TASK OBJECTIVE:
Go through the records, and copy each line in which the string "count" is present.

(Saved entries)
§

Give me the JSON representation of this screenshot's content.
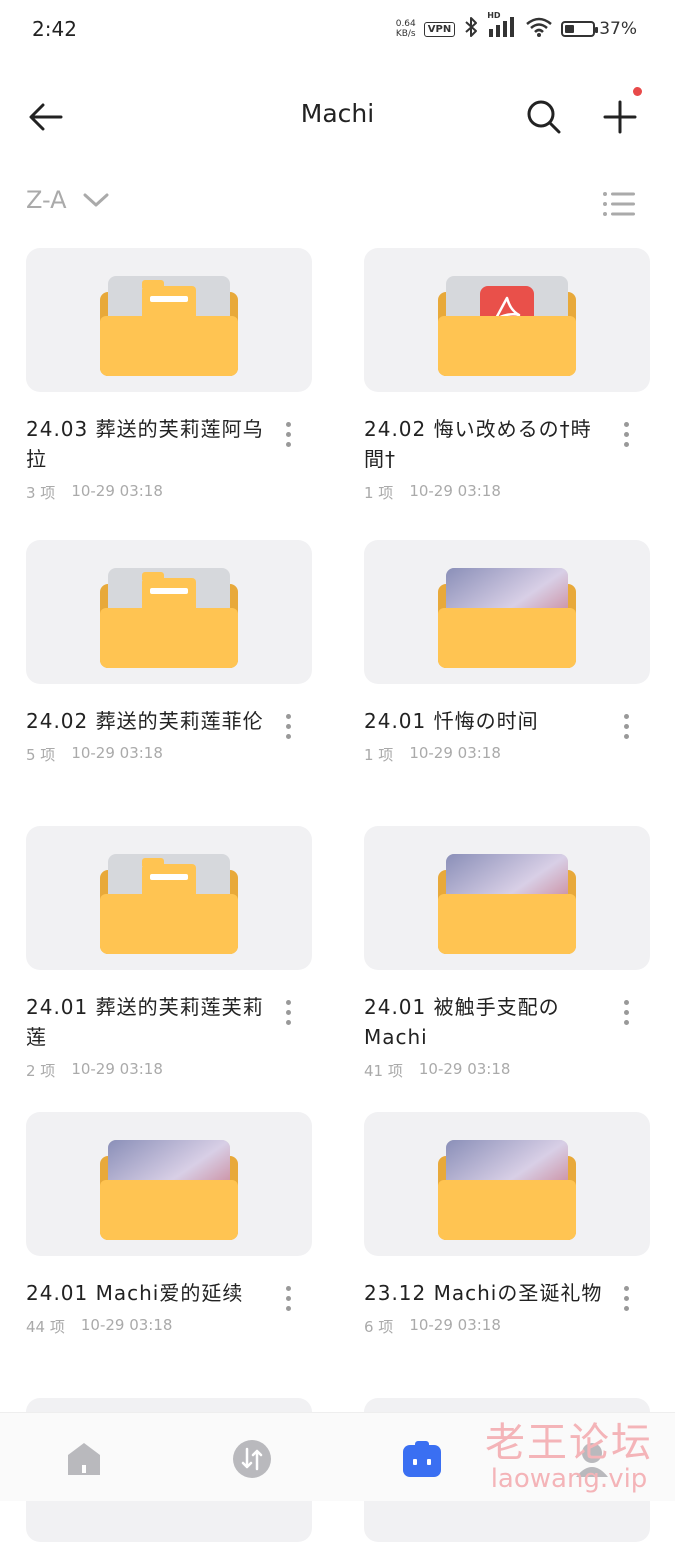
{
  "status_bar": {
    "time": "2:42",
    "net_speed_value": "0.64",
    "net_speed_unit": "KB/s",
    "vpn_label": "VPN",
    "signal_label": "HD",
    "battery_percent": "37%",
    "battery_level": 0.37
  },
  "header": {
    "title": "Machi",
    "back_icon": "arrow-left-icon",
    "search_icon": "search-icon",
    "add_icon": "plus-icon",
    "notification_dot_color": "#e84a4a"
  },
  "sort": {
    "label": "Z-A",
    "view_icon": "list-view-icon"
  },
  "folders": [
    {
      "title": "24.03 葬送的芙莉莲阿乌拉",
      "count": "3 项",
      "date": "10-29 03:18",
      "thumb": "folder"
    },
    {
      "title": "24.02 悔い改めるの†時間†",
      "count": "1 项",
      "date": "10-29 03:18",
      "thumb": "pdf"
    },
    {
      "title": "24.02 葬送的芙莉莲菲伦",
      "count": "5 项",
      "date": "10-29 03:18",
      "thumb": "folder"
    },
    {
      "title": "24.01 忏悔の时间",
      "count": "1 项",
      "date": "10-29 03:18",
      "thumb": "image"
    },
    {
      "title": "24.01 葬送的芙莉莲芙莉莲",
      "count": "2 项",
      "date": "10-29 03:18",
      "thumb": "folder"
    },
    {
      "title": "24.01 被触手支配のMachi",
      "count": "41 项",
      "date": "10-29 03:18",
      "thumb": "image"
    },
    {
      "title": "24.01 Machi爱的延续",
      "count": "44 项",
      "date": "10-29 03:18",
      "thumb": "image"
    },
    {
      "title": "23.12 Machiの圣诞礼物",
      "count": "6 项",
      "date": "10-29 03:18",
      "thumb": "image"
    }
  ],
  "bottom_nav": {
    "home_icon": "home-icon",
    "transfer_icon": "transfer-icon",
    "files_icon": "files-icon",
    "profile_icon": "profile-icon",
    "active_color": "#3a6ff2"
  },
  "watermark": {
    "line1": "老王论坛",
    "line2": "laowang.vip"
  },
  "colors": {
    "folder_front": "#ffc452",
    "folder_back": "#e8a93a",
    "card_bg": "#f1f1f3",
    "pdf_red": "#e9504a"
  }
}
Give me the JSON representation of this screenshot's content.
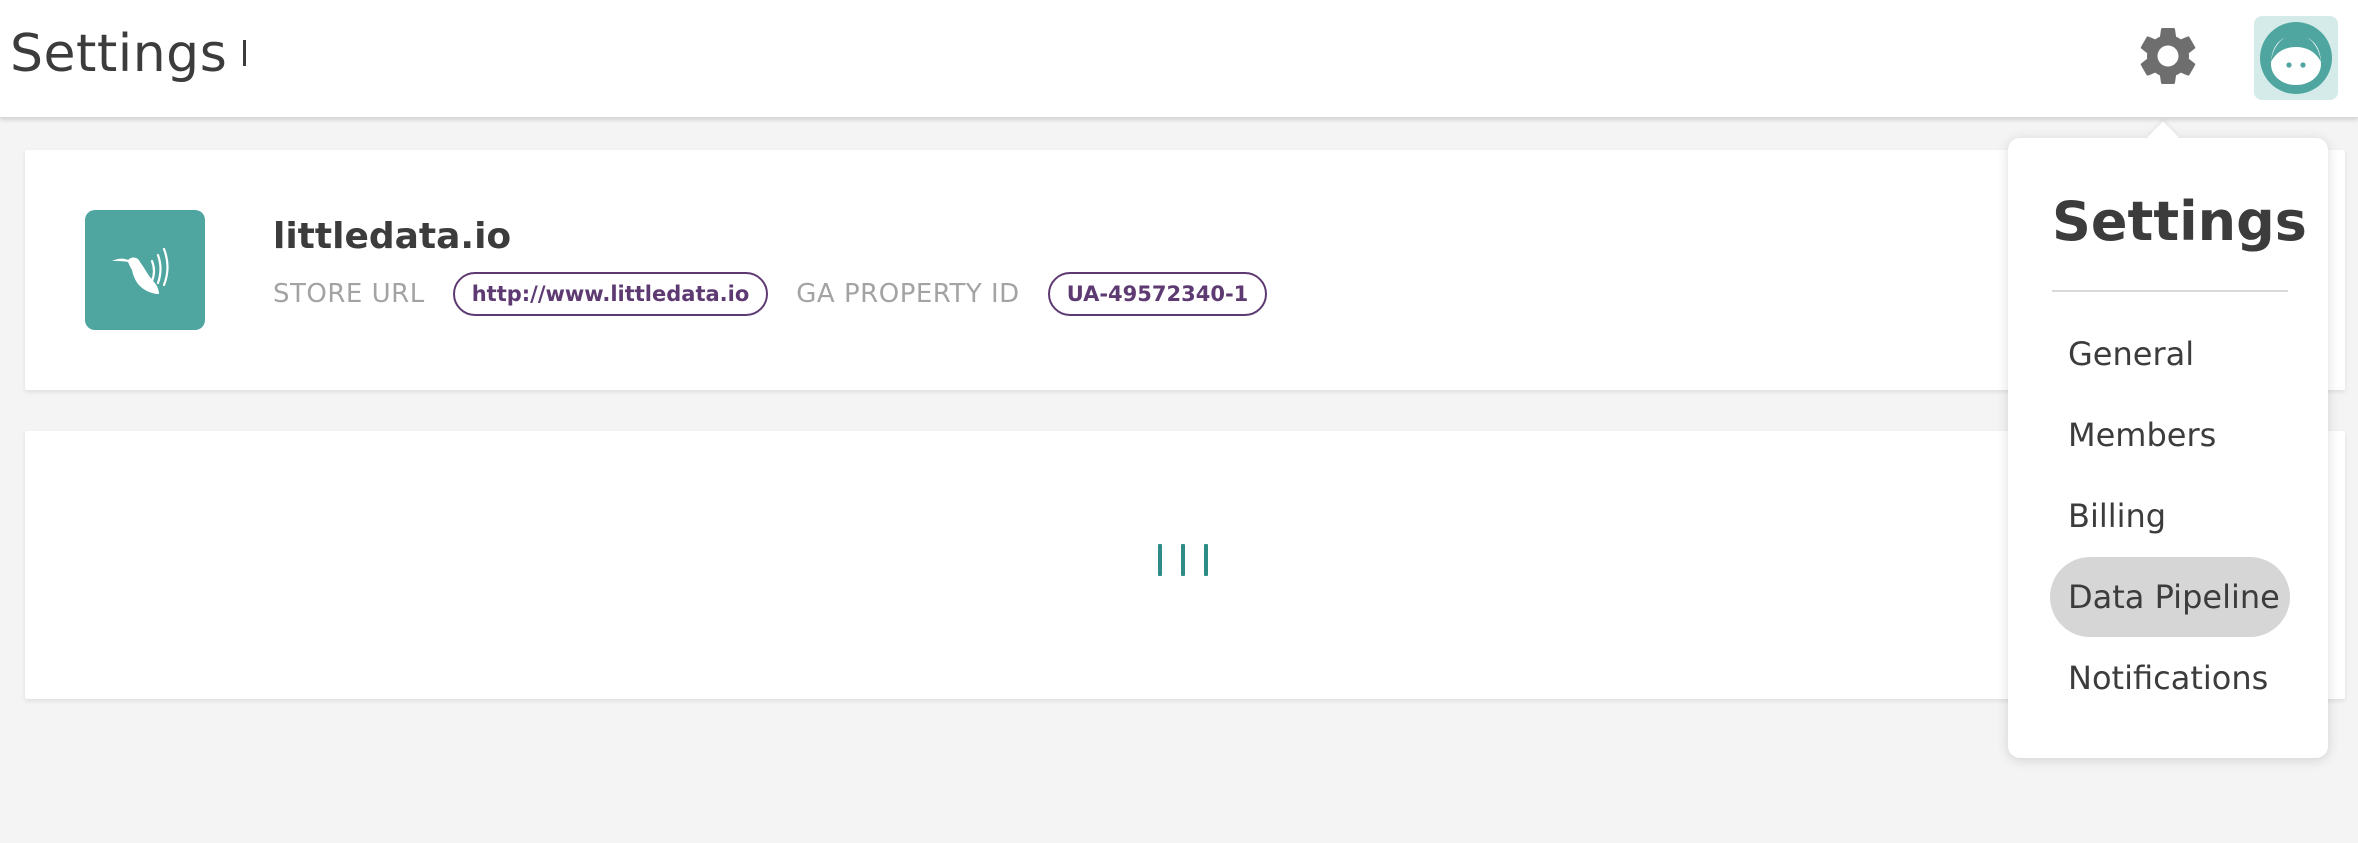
{
  "header": {
    "title": "Settings",
    "settings_icon": "gear-icon",
    "avatar_icon": "user-face-icon"
  },
  "store": {
    "name": "littledata.io",
    "store_url_label": "STORE URL",
    "store_url_value": "http://www.littledata.io",
    "ga_property_label": "GA PROPERTY ID",
    "ga_property_value": "UA-49572340-1",
    "logo_icon": "hummingbird-icon"
  },
  "loading": {
    "icon": "loading-bars-icon"
  },
  "settings_menu": {
    "title": "Settings",
    "items": [
      {
        "label": "General"
      },
      {
        "label": "Members"
      },
      {
        "label": "Billing"
      },
      {
        "label": "Data Pipeline",
        "active": true
      },
      {
        "label": "Notifications"
      }
    ]
  },
  "colors": {
    "accent": "#4fa6a0",
    "pill": "#5e3a72",
    "avatar_bg": "#d5ebe9",
    "active_item_bg": "#d6d6d6"
  }
}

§

TASK RESULT:
      "count": "3 项",
      "count": "1 项",
      "count": "5 项",
      "count": "1 项",
      "count": "2 项",
      "count": "41 项",
      "count": "44 项",
      "count": "6 项",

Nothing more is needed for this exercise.